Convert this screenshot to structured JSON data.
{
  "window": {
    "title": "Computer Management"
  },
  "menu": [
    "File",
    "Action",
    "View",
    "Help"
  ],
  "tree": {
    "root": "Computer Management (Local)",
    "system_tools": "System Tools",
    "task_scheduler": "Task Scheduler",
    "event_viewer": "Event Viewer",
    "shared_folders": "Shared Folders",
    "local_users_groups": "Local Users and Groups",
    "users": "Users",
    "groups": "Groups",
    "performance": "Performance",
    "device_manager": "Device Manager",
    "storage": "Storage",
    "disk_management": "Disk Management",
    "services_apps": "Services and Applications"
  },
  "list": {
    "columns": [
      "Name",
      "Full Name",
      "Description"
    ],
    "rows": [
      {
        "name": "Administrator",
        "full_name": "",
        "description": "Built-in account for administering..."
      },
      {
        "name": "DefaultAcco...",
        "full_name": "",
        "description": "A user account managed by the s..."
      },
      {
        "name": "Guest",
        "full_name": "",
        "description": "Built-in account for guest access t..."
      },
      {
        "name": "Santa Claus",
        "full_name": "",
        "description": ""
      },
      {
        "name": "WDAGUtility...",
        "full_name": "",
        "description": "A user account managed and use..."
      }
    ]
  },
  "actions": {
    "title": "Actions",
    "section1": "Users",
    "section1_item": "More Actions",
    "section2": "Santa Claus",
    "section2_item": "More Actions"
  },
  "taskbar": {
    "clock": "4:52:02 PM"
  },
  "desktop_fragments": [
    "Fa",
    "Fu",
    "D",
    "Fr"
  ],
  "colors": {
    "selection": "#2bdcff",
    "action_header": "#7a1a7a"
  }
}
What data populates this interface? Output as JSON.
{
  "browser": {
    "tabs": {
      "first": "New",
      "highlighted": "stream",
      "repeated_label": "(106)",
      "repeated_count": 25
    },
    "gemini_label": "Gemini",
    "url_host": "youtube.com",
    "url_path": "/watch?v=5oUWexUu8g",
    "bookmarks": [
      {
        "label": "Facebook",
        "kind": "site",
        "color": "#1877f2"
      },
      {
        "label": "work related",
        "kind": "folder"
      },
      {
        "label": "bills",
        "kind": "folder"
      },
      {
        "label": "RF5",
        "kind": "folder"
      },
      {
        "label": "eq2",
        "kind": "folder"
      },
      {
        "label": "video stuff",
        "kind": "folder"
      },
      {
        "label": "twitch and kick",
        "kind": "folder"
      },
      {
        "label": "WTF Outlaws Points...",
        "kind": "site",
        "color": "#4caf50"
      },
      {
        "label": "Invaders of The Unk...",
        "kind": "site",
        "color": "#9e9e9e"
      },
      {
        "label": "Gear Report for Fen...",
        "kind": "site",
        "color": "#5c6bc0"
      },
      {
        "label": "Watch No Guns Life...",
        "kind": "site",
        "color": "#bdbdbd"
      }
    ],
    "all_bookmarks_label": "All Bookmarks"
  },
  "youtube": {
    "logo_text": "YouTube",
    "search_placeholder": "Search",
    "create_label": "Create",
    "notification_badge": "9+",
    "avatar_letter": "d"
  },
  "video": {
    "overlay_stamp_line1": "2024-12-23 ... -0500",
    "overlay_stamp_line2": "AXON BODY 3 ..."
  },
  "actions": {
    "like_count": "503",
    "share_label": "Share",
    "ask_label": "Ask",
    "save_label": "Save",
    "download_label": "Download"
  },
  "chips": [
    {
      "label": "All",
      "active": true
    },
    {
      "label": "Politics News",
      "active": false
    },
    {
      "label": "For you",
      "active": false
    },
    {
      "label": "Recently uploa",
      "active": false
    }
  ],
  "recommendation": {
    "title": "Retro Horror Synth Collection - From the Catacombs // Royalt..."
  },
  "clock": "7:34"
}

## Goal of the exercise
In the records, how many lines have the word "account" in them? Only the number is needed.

## Task response
4